Court of Urgent Matters shields Uber and Careem from Administrative Court ruling: The Cairo Court of Urgent Matters suspended on Saturday a ruling by the Administrative Court last month that revoked the licenses of ride-hailing apps Uber and Careem, Al Mal reports. This latest ruling, which came after the companies petitioned the Court of Urgent Matters, gives both companies legal breathing room to operate until a final decision from the Highest Administrative Court, judiciary sources tell Reuters. The March ruling, which came following a lawsuit filed by white taxi drivers, had not yet been enforced by either the government or the companies, with the Ismail Cabinet and Careem both announcing they have yet to receive official court notice.
Temporary stop gap until Ride-hailing Apps Act passes: The development comes as the Ismail Cabinet is trying to rush the Ride-hailing Apps Act into law in the House of Representatives, with the bill garnering little support from ride-hailing companies, taxis and even the Council of State.

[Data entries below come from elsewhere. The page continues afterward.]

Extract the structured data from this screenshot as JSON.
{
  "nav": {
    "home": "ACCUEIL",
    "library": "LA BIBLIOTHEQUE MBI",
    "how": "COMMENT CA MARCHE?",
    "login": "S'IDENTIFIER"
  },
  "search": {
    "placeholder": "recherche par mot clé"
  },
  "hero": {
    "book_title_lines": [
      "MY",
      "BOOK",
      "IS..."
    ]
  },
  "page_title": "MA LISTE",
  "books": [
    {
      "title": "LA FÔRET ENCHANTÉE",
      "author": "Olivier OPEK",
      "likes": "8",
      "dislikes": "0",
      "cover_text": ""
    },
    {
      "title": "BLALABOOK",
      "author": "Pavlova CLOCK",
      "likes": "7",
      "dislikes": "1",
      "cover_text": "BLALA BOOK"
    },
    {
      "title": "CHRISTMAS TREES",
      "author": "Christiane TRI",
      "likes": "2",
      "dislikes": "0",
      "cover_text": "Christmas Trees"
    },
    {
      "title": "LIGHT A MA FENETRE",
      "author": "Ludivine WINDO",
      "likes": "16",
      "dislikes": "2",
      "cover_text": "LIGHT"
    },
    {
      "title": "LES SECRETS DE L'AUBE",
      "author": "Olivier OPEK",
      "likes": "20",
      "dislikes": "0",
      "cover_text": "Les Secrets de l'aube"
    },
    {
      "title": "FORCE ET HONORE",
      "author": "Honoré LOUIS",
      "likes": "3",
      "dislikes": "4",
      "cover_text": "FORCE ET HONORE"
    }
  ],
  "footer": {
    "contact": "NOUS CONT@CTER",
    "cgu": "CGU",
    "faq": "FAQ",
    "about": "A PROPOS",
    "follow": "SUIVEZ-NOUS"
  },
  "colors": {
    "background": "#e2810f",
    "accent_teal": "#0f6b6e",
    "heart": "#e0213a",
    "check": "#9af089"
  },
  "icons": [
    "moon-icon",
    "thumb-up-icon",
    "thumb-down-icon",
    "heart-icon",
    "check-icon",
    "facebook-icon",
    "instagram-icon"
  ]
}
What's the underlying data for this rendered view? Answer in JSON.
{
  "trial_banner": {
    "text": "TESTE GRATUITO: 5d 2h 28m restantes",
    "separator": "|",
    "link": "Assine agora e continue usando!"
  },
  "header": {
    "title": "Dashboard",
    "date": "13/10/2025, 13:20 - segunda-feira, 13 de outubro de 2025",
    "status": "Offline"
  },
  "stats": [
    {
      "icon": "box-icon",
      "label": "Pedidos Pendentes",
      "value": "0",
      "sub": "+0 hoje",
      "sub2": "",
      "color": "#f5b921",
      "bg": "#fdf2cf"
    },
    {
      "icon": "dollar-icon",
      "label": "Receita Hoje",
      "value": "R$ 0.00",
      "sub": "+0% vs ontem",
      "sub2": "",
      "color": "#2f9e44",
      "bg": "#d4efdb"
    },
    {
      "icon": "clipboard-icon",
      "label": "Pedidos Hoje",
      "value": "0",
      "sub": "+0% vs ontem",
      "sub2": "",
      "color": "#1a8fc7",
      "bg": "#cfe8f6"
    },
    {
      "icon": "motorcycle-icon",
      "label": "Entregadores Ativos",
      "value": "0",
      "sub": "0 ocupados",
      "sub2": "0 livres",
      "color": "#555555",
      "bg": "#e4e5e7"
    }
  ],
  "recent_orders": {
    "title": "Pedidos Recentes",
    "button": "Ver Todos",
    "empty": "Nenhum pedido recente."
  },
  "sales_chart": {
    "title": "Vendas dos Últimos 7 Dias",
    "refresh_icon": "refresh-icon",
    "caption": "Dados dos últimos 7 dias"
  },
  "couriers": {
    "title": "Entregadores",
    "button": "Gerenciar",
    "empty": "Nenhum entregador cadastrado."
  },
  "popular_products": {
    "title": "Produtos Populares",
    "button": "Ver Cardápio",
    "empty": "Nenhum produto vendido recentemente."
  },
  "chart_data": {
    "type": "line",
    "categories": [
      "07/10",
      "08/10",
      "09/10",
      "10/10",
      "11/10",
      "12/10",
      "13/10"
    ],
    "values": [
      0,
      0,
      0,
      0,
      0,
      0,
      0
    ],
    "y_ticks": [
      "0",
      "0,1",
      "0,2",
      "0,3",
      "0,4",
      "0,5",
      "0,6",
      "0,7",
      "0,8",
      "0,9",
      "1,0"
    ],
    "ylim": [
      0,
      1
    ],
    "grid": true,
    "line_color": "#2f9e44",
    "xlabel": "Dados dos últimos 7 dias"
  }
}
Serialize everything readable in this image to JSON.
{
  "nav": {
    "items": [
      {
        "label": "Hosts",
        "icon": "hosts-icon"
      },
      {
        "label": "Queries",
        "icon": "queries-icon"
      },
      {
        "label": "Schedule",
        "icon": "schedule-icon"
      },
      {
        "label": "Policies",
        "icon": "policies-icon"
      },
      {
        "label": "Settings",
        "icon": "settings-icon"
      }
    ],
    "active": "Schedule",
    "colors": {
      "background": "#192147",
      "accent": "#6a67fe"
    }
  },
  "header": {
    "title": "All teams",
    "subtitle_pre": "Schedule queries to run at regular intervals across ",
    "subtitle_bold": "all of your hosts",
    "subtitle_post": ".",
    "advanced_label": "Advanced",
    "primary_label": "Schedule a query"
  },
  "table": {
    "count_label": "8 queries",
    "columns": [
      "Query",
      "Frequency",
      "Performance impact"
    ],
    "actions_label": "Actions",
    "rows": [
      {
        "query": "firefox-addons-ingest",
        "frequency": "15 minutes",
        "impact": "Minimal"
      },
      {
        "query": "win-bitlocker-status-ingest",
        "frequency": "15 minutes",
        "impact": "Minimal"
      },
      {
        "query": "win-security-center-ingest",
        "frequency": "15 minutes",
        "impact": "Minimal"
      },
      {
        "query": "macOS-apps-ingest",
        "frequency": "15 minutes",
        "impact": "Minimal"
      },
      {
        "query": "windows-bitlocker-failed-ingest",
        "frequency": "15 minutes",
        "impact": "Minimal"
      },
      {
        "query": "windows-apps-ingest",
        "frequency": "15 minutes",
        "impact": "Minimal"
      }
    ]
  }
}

White taxis vow vengeance: Lawyers for the taxi drivers behind the mess are again suing the companies in the Administrative Court to have the original ruling upheld, Al Shorouk reports. This latest lawsuit, which was filed on Monday, claims that the Court of Urgent Matters has no jurisdiction to rule on the case.
As far as these guys are concerned we’d like to remind our readers of two things: White taxis are planning to release their own ride-hailing app, Professional Taxi, and we have it on good authority that they have been meeting with investors on this. The Ride-hailing Apps Act, which they so vehemently oppose, offers them protection by forcing ride-hailing companies to incorporate them into their fleets. Simply put, they want to have their cake and eat it too.
The story is receiving widespread coverage in the foreign press, with the Associated Press framing this as another battle in the war between big bad Uber and taxis. Engadget is noting that while Saturday’s ruling does give Uber breathing room, the Ride-hailing Apps Act may hurt the company’s ability to operate in Egypt in the long term.